*** INFORMATION PROVIDED Section Begins ***

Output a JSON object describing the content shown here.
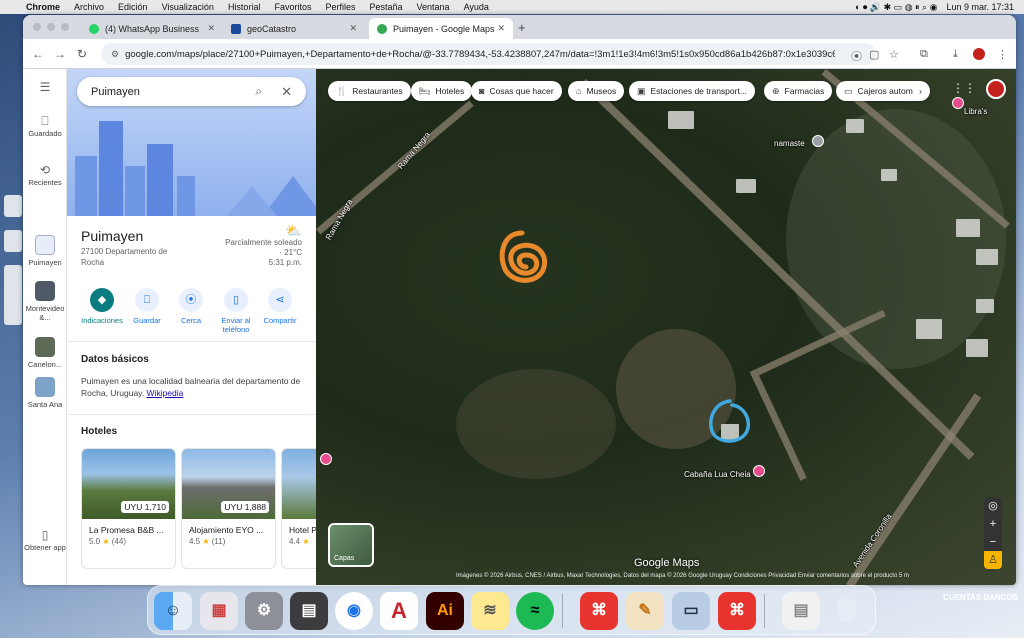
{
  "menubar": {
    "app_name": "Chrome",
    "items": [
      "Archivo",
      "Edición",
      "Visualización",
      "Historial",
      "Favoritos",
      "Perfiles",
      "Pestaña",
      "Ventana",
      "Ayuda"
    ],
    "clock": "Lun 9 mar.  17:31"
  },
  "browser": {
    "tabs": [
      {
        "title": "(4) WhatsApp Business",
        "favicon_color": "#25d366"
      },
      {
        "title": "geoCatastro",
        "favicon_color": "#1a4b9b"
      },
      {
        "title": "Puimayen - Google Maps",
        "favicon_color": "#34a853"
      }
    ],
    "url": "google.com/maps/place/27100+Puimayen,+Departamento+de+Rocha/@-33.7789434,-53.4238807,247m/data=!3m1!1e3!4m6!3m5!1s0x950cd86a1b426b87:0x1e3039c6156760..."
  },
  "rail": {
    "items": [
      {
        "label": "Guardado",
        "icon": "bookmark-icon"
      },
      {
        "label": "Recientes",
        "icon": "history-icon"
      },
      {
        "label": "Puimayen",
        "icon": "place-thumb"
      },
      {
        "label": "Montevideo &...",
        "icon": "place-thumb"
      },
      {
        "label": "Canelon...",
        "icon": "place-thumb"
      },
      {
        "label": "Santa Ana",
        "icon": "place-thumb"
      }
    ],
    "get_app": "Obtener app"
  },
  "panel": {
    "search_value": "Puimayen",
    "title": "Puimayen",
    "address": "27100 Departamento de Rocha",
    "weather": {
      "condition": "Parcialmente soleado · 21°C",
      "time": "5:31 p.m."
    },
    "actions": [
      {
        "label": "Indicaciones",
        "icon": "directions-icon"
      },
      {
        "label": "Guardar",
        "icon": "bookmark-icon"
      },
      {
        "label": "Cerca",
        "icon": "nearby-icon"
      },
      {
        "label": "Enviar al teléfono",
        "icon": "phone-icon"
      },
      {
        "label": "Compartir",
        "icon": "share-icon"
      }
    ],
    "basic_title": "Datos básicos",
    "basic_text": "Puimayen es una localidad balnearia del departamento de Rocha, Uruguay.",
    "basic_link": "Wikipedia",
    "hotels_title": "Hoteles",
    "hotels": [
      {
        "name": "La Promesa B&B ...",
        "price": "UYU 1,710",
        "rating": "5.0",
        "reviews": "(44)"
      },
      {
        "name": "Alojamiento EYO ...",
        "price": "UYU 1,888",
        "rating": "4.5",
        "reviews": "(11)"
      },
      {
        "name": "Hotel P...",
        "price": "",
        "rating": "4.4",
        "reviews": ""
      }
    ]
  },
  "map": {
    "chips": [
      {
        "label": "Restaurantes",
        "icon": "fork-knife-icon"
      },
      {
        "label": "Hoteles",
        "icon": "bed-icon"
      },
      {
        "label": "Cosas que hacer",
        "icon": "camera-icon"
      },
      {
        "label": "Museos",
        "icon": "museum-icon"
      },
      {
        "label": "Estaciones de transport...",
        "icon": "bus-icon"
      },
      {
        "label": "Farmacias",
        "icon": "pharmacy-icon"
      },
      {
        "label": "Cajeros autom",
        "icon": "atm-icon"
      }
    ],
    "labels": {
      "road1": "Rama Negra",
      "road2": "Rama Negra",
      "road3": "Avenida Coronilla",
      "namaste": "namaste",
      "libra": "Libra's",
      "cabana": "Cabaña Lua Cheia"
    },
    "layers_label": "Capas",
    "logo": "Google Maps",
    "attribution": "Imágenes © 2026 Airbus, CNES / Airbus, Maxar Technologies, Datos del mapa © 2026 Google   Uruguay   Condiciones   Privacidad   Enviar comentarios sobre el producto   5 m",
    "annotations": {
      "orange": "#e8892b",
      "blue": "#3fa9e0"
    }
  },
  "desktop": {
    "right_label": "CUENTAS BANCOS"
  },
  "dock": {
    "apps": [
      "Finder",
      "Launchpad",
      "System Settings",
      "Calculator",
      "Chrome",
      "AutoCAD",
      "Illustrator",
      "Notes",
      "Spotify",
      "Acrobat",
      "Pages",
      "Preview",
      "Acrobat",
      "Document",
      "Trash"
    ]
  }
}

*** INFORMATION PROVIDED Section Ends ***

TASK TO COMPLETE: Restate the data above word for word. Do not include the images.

EXERCISE RESULT:
Output a JSON object describing the content shown here.
{
  "menubar": {
    "app_name": "Chrome",
    "items": [
      "Archivo",
      "Edición",
      "Visualización",
      "Historial",
      "Favoritos",
      "Perfiles",
      "Pestaña",
      "Ventana",
      "Ayuda"
    ],
    "clock": "Lun 9 mar.  17:31"
  },
  "browser": {
    "tabs": [
      {
        "title": "(4) WhatsApp Business",
        "favicon_color": "#25d366"
      },
      {
        "title": "geoCatastro",
        "favicon_color": "#1a4b9b"
      },
      {
        "title": "Puimayen - Google Maps",
        "favicon_color": "#34a853"
      }
    ],
    "url": "google.com/maps/place/27100+Puimayen,+Departamento+de+Rocha/@-33.7789434,-53.4238807,247m/data=!3m1!1e3!4m6!3m5!1s0x950cd86a1b426b87:0x1e3039c6156760..."
  },
  "rail": {
    "items": [
      {
        "label": "Guardado",
        "icon": "bookmark-icon"
      },
      {
        "label": "Recientes",
        "icon": "history-icon"
      },
      {
        "label": "Puimayen",
        "icon": "place-thumb"
      },
      {
        "label": "Montevideo &...",
        "icon": "place-thumb"
      },
      {
        "label": "Canelon...",
        "icon": "place-thumb"
      },
      {
        "label": "Santa Ana",
        "icon": "place-thumb"
      }
    ],
    "get_app": "Obtener app"
  },
  "panel": {
    "search_value": "Puimayen",
    "title": "Puimayen",
    "address": "27100 Departamento de Rocha",
    "weather": {
      "condition": "Parcialmente soleado · 21°C",
      "time": "5:31 p.m."
    },
    "actions": [
      {
        "label": "Indicaciones",
        "icon": "directions-icon"
      },
      {
        "label": "Guardar",
        "icon": "bookmark-icon"
      },
      {
        "label": "Cerca",
        "icon": "nearby-icon"
      },
      {
        "label": "Enviar al teléfono",
        "icon": "phone-icon"
      },
      {
        "label": "Compartir",
        "icon": "share-icon"
      }
    ],
    "basic_title": "Datos básicos",
    "basic_text": "Puimayen es una localidad balnearia del departamento de Rocha, Uruguay.",
    "basic_link": "Wikipedia",
    "hotels_title": "Hoteles",
    "hotels": [
      {
        "name": "La Promesa B&B ...",
        "price": "UYU 1,710",
        "rating": "5.0",
        "reviews": "(44)"
      },
      {
        "name": "Alojamiento EYO ...",
        "price": "UYU 1,888",
        "rating": "4.5",
        "reviews": "(11)"
      },
      {
        "name": "Hotel P...",
        "price": "",
        "rating": "4.4",
        "reviews": ""
      }
    ]
  },
  "map": {
    "chips": [
      {
        "label": "Restaurantes",
        "icon": "fork-knife-icon"
      },
      {
        "label": "Hoteles",
        "icon": "bed-icon"
      },
      {
        "label": "Cosas que hacer",
        "icon": "camera-icon"
      },
      {
        "label": "Museos",
        "icon": "museum-icon"
      },
      {
        "label": "Estaciones de transport...",
        "icon": "bus-icon"
      },
      {
        "label": "Farmacias",
        "icon": "pharmacy-icon"
      },
      {
        "label": "Cajeros autom",
        "icon": "atm-icon"
      }
    ],
    "labels": {
      "road1": "Rama Negra",
      "road2": "Rama Negra",
      "road3": "Avenida Coronilla",
      "namaste": "namaste",
      "libra": "Libra's",
      "cabana": "Cabaña Lua Cheia"
    },
    "layers_label": "Capas",
    "logo": "Google Maps",
    "attribution": "Imágenes © 2026 Airbus, CNES / Airbus, Maxar Technologies, Datos del mapa © 2026 Google   Uruguay   Condiciones   Privacidad   Enviar comentarios sobre el producto   5 m",
    "annotations": {
      "orange": "#e8892b",
      "blue": "#3fa9e0"
    }
  },
  "desktop": {
    "right_label": "CUENTAS BANCOS"
  },
  "dock": {
    "apps": [
      "Finder",
      "Launchpad",
      "System Settings",
      "Calculator",
      "Chrome",
      "AutoCAD",
      "Illustrator",
      "Notes",
      "Spotify",
      "Acrobat",
      "Pages",
      "Preview",
      "Acrobat",
      "Document",
      "Trash"
    ]
  }
}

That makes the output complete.